After designing the box, Matt has hired me for some freelance layout projects for Cleopatra. I think there were 3 record layouts that were released prior to the Trax Box coming out, despite being the first thing I did for them. They needed a lot of lead time for all of the different production elements, and the whole team at Cleopatra put a ton of work into that release.Q. Tell us a little bit about Overdue Collection, the Non-Profit Record label specialising in special edition vinyl releases you founded? Any electronic music related releases already out/coming out?
Thanks for asking! With each record we release, the artist chooses a charity and 100% of the profits go to said charity. We've only had 3 releases so far, all from Gatsbys American Dream, a post-hardcore band from Seattle. Their first two albums had been out of print for years, and I'd seen them a lot in high school. I loved their music and I wanted it out on vinyl myself. So I figured out a way to make that happen, haha. We donated $5600 to Water.org last year, whom all of Gatsbys releases have benefitted. The band and the label were listed in the donors section of their 2014 Annual Report. (pg 15) I'm working on new 7" hopefully to release in the fall, with some more post-hardcore artists. But everything moves pretty slowly, since it's a part-time / expensive endeavor. I work on it a little bit everyday between freelance projects.Q. Any other new, interesting projects on the horizon that you can tell us about?
Not just yet, but usually post about projects on instagram, tumblr or twitter (links below). I usually post new projects there when I can. I update my portfolio every year or so, I should do it more often.Q. What's your favourite packaging design by someone else?

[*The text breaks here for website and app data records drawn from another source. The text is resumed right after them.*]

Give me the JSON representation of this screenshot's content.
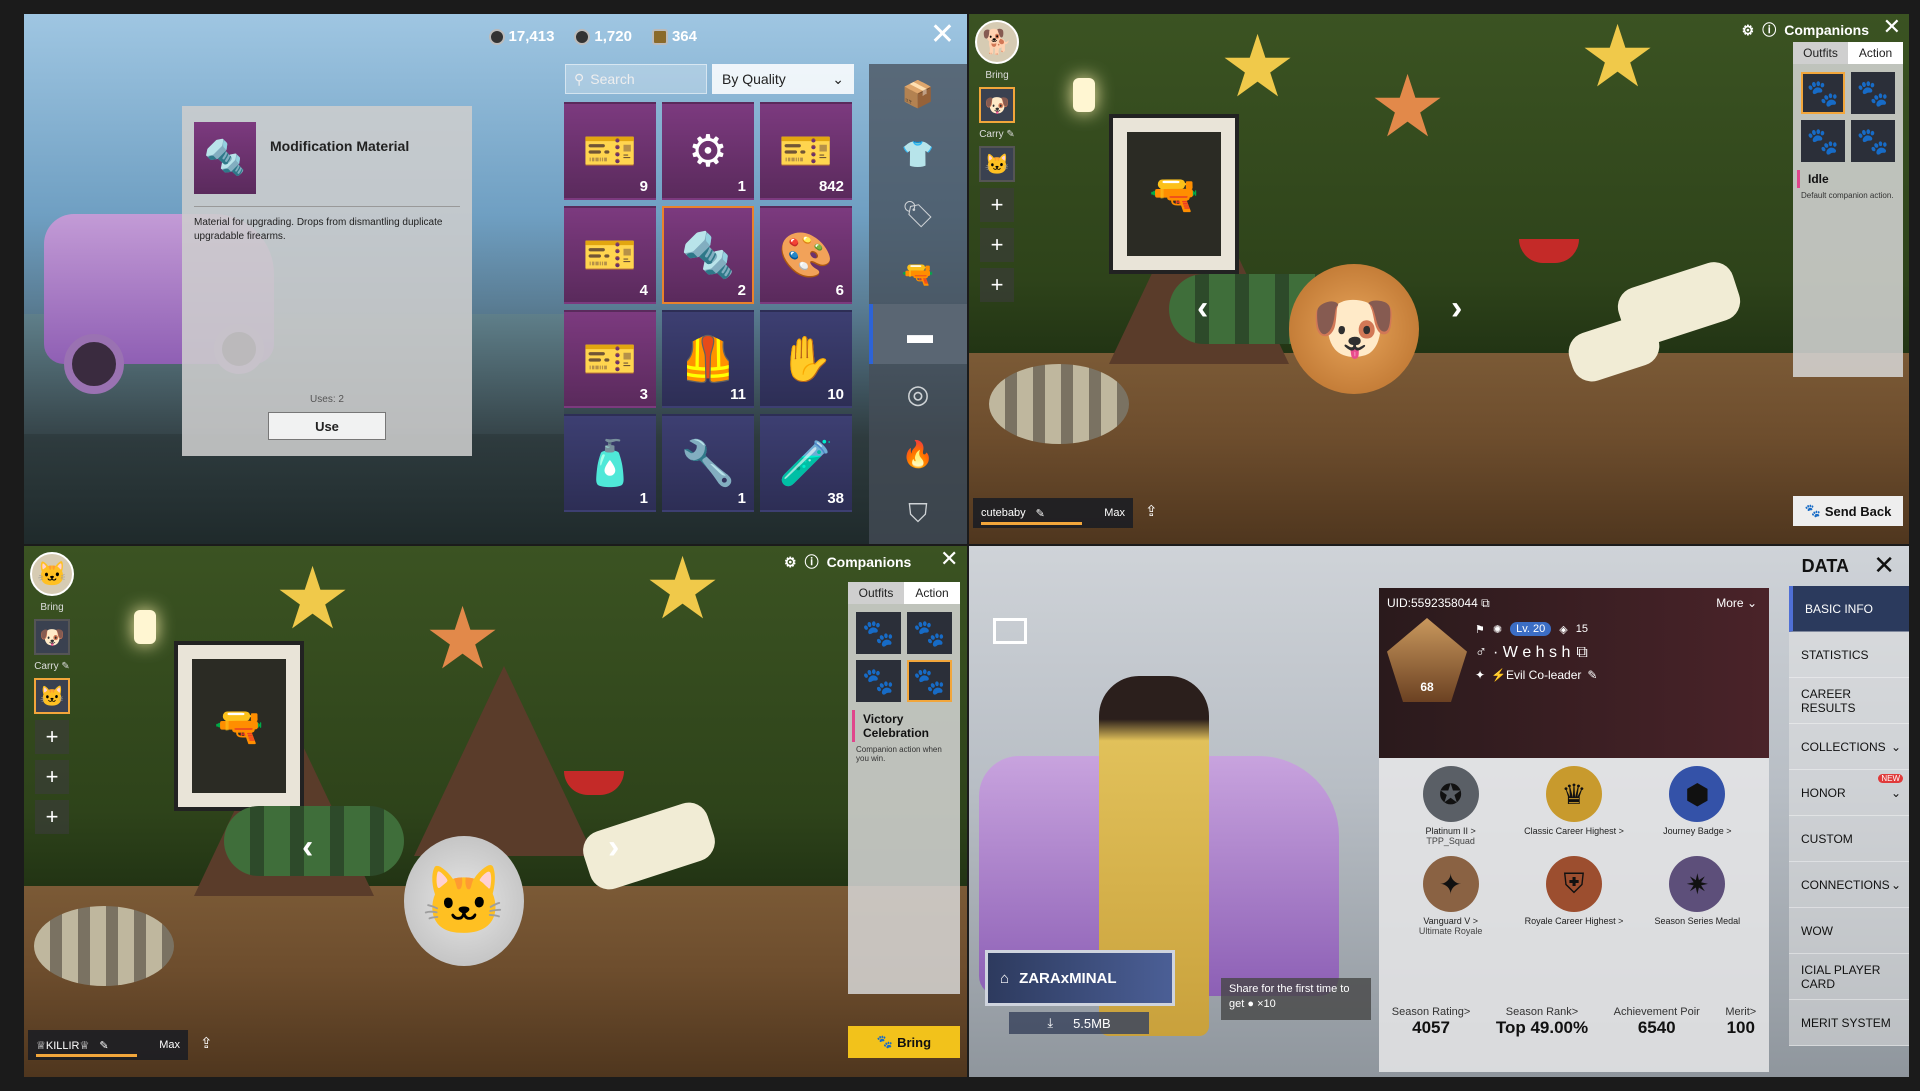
{
  "inventory": {
    "currency": [
      {
        "icon": "uc-coin-icon",
        "value": "17,413"
      },
      {
        "icon": "ag-coin-icon",
        "value": "1,720"
      },
      {
        "icon": "ticket-icon",
        "value": "364"
      }
    ],
    "search_placeholder": "Search",
    "sort_label": "By Quality",
    "detail": {
      "title": "Modification Material",
      "description": "Material for upgrading. Drops from dismantling duplicate upgradable firearms.",
      "uses": "Uses: 2",
      "use_label": "Use"
    },
    "items": [
      {
        "icon": "voucher-card-icon",
        "qty": "9",
        "color": "purple"
      },
      {
        "icon": "engine-icon",
        "qty": "1",
        "color": "purple"
      },
      {
        "icon": "voucher-card-icon",
        "qty": "842",
        "color": "purple"
      },
      {
        "icon": "voucher-card-icon",
        "qty": "4",
        "color": "purple"
      },
      {
        "icon": "modification-material-icon",
        "qty": "2",
        "color": "purple",
        "selected": true
      },
      {
        "icon": "color-palette-icon",
        "qty": "6",
        "color": "purple"
      },
      {
        "icon": "voucher-card-icon",
        "qty": "3",
        "color": "purple"
      },
      {
        "icon": "tactical-vest-icon",
        "qty": "11",
        "color": "blue"
      },
      {
        "icon": "emote-icon",
        "qty": "10",
        "color": "blue"
      },
      {
        "icon": "spray-can-icon",
        "qty": "1",
        "color": "blue"
      },
      {
        "icon": "rifle-part-icon",
        "qty": "1",
        "color": "blue"
      },
      {
        "icon": "spray-bottle-icon",
        "qty": "38",
        "color": "blue"
      }
    ],
    "categories": [
      "crate-icon",
      "outfit-icon",
      "sale-tag-icon",
      "gun-icon",
      "material-icon",
      "wheel-icon",
      "flame-icon",
      "parachute-icon",
      "box-icon",
      "helmet-icon",
      "cube-icon",
      "avatar-icon"
    ]
  },
  "dog_screen": {
    "title": "Companions",
    "tabs": [
      "Outfits",
      "Action"
    ],
    "action_name": "Idle",
    "action_desc": "Default companion action.",
    "bring_label": "Bring",
    "carry_label": "Carry",
    "name": "cutebaby",
    "level": "Max",
    "send_back_label": "Send Back",
    "progress": 0.7
  },
  "cat_screen": {
    "title": "Companions",
    "tabs": [
      "Outfits",
      "Action"
    ],
    "action_name": "Victory Celebration",
    "action_desc": "Companion action when you win.",
    "bring_label": "Bring",
    "carry_label": "Carry",
    "name": "♕KILLIR♕",
    "level": "Max",
    "bring_button": "Bring",
    "progress": 0.7
  },
  "profile": {
    "title": "DATA",
    "uid": "UID:5592358044",
    "more": "More",
    "level": "Lv. 20",
    "tier_level": "68",
    "honor": "15",
    "name": "· W e h s h",
    "clan": "⚡Evil  Co-leader",
    "badges": [
      {
        "icon": "platinum-badge-icon",
        "label": "Platinum II >",
        "sub": "TPP_Squad"
      },
      {
        "icon": "classic-career-icon",
        "label": "Classic Career Highest >",
        "sub": ""
      },
      {
        "icon": "journey-badge-icon",
        "label": "Journey Badge >",
        "sub": ""
      },
      {
        "icon": "vanguard-badge-icon",
        "label": "Vanguard V >",
        "sub": "Ultimate Royale"
      },
      {
        "icon": "royale-career-icon",
        "label": "Royale Career Highest >",
        "sub": ""
      },
      {
        "icon": "season-medal-icon",
        "label": "Season Series Medal",
        "sub": ""
      }
    ],
    "stats": [
      {
        "label": "Season Rating>",
        "value": "4057"
      },
      {
        "label": "Season Rank>",
        "value": "Top 49.00%"
      },
      {
        "label": "Achievement Poir",
        "value": "6540"
      },
      {
        "label": "Merit>",
        "value": "100"
      }
    ],
    "nav": [
      {
        "label": "BASIC INFO",
        "selected": true
      },
      {
        "label": "STATISTICS"
      },
      {
        "label": "CAREER RESULTS"
      },
      {
        "label": "COLLECTIONS",
        "chevron": true
      },
      {
        "label": "HONOR",
        "chevron": true,
        "badge": "NEW"
      },
      {
        "label": "CUSTOM"
      },
      {
        "label": "CONNECTIONS",
        "chevron": true
      },
      {
        "label": "WOW"
      },
      {
        "label": "ICIAL PLAYER CARD"
      },
      {
        "label": "MERIT SYSTEM"
      }
    ],
    "sign_name": "ZARAxMINAL",
    "download_size": "5.5MB",
    "share_text": "Share for the first time to get",
    "share_reward": "×10"
  }
}
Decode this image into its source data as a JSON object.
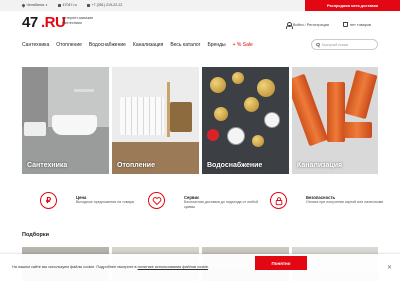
{
  "topbar": {
    "city": "Челябинск",
    "site": "47047.ru",
    "phone": "+7 (351) 219-22-22",
    "promo": "Распродажа мега доставки"
  },
  "header": {
    "logo_number": "47",
    "logo_ru": ".RU",
    "logo_tagline": "интернет-магазин сантехники",
    "auth_text": "Войти / Регистрация",
    "cart_text": "нет товаров"
  },
  "nav": {
    "items": [
      "Сантехника",
      "Отопление",
      "Водоснабжение",
      "Канализация",
      "Весь каталог",
      "Бренды"
    ],
    "sale": "+ % Sale"
  },
  "search": {
    "placeholder": "Быстрый поиск"
  },
  "tiles": [
    {
      "label": "Сантехника"
    },
    {
      "label": "Отопление"
    },
    {
      "label": "Водоснабжение"
    },
    {
      "label": "Канализация"
    }
  ],
  "features": [
    {
      "icon": "ruble-icon",
      "title": "Цена",
      "desc": "Выгодные предложения на товары"
    },
    {
      "icon": "heart-hands-icon",
      "title": "Сервис",
      "desc": "Бесплатная доставка до подъезда от любой суммы"
    },
    {
      "icon": "lock-icon",
      "title": "Безопасность",
      "desc": "Оплата при получении картой или наличными"
    }
  ],
  "section": {
    "title": "Подборки"
  },
  "cookie": {
    "text_before": "На нашем сайте мы используем файлы cookie. Подробнее смотрите в ",
    "link": "политике использования файлов cookie",
    "text_after": ".",
    "accept": "Понятно"
  },
  "colors": {
    "accent": "#e30613"
  }
}
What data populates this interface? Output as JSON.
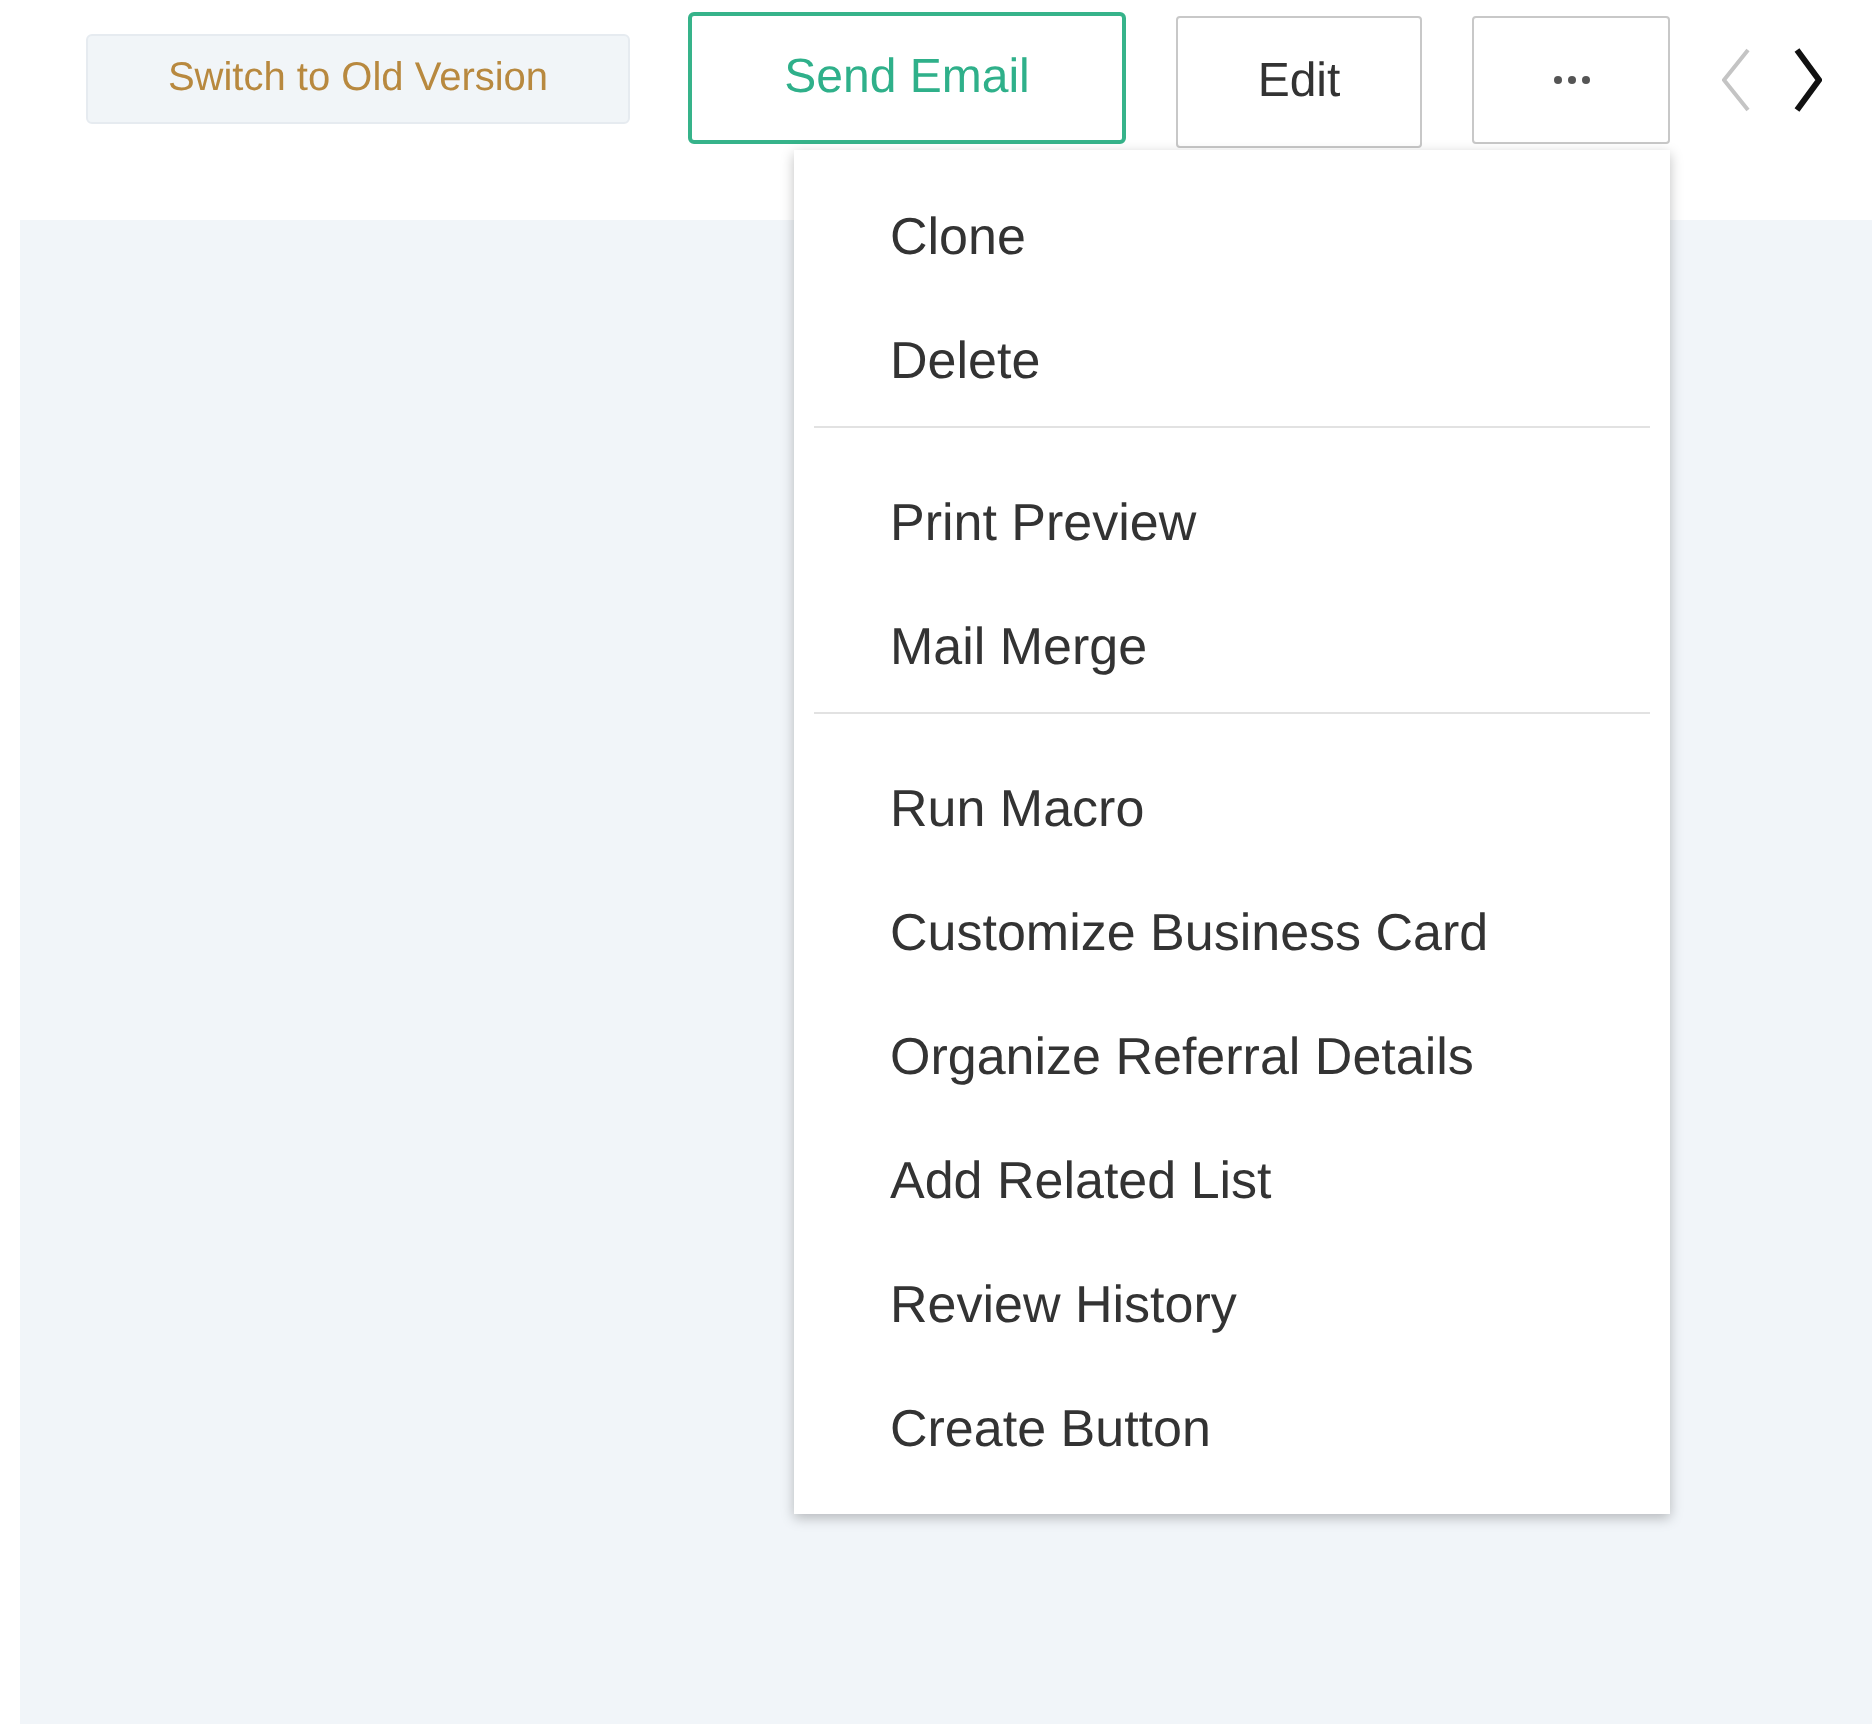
{
  "toolbar": {
    "switch_label": "Switch to Old Version",
    "send_email": "Send Email",
    "edit": "Edit",
    "prev": {
      "disabled": true
    },
    "next": {
      "disabled": false
    }
  },
  "menu": {
    "groups": [
      {
        "items": [
          "Clone",
          "Delete"
        ]
      },
      {
        "items": [
          "Print Preview",
          "Mail Merge"
        ]
      },
      {
        "items": [
          "Run Macro",
          "Customize Business Card",
          "Organize Referral Details",
          "Add Related List",
          "Review History",
          "Create Button"
        ]
      }
    ]
  }
}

Oh man, there's so much to choose from. I'd probably say Give Up The Ghost's "We're Down Til We're Underground". That was designed by Jacob Bannon, and I remember thinking how strong of a cover that was. If you could work with anyone (alive or dead) who would it be? I'd probably want to work with Storm Thorgerson. Even just as his assistant. His work was so damn iconic but experimental. Looking over his work and how it evolved over the decades, it's really inspiring.Q. Is there a project that doesn't currently exist that you would love to work on (even if it's not music related)?
I'd probably like to work in the art department of a TV show or movie someday. That'd be pretty killer. Or further work with reissue layouts. I'd love to do something crazy with an expansive outlook. I love the stuff Light in the Attic, and Death Waltz are doing right now.